This section of the Early Islamic Kaanatt Benth el-Kaffar aqueduct (built in 715-717 CE to supply the Abbasid city of Ramla) was investigated in July-August 2009. Following IAA test digs near Kibbutz Na’an in preparation for a new railway line, further archaeological investigations were necessitated. The excavation, covering a total area of 225m², was directed by Eli Cohen Sasson.
Some 20m of the Abbasid aqueduct were uncovered, adding to our corpus of knowledge about its construction and taphonomy. Confirming previous work, we found that the aqueduct was constructed of a foundation on which rested two parallel walls spaced 40cm apart. In this plaster-lined channel ran the water, at a very gentle slope of 0.05º.

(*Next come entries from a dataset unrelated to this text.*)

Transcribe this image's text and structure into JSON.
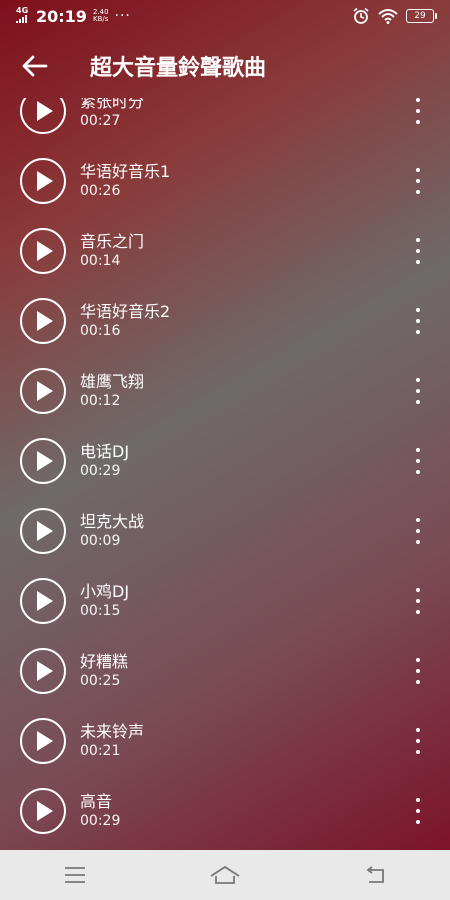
{
  "status_bar": {
    "network": "4G",
    "time": "20:19",
    "speed_value": "2.40",
    "speed_unit": "KB/s",
    "dots": "···",
    "battery": "29",
    "icons": [
      "alarm-icon",
      "wifi-icon",
      "battery-icon"
    ]
  },
  "toolbar": {
    "back_icon": "arrow-left-icon",
    "title": "超大音量鈴聲歌曲"
  },
  "songs": [
    {
      "title": "紧张时分",
      "duration": "00:27"
    },
    {
      "title": "华语好音乐1",
      "duration": "00:26"
    },
    {
      "title": "音乐之门",
      "duration": "00:14"
    },
    {
      "title": "华语好音乐2",
      "duration": "00:16"
    },
    {
      "title": "雄鹰飞翔",
      "duration": "00:12"
    },
    {
      "title": "电话DJ",
      "duration": "00:29"
    },
    {
      "title": "坦克大战",
      "duration": "00:09"
    },
    {
      "title": "小鸡DJ",
      "duration": "00:15"
    },
    {
      "title": "好糟糕",
      "duration": "00:25"
    },
    {
      "title": "未来铃声",
      "duration": "00:21"
    },
    {
      "title": "高音",
      "duration": "00:29"
    }
  ],
  "navbar": {
    "icons": [
      "menu-icon",
      "home-icon",
      "back-icon"
    ]
  },
  "colors": {
    "accent_red": "#7e0f1b",
    "navbar_bg": "#e9e9e9"
  }
}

The excavation raised some very interesting questions about the engineering of this aqueduct. Several unidentified stone features (W101, W005, A4, A6) were found to intersect with the aqueduct’s line within the area under investigation (see adjacent plan). The function of these leveled stone areas and walls remains unclear, but they may in part have served to counteract soil creep stress that was acting upon the aqueduct. On either side of the point of intersection with these features, the aqueduct’s south wall at some point had given way and was found leaning against the other (north) wall. As well as kindly sealing the aqueduct channel for archaeologists to later dig up, the tilt of this wall may support the interpretation of the unidentified stone features as serving an engineering function.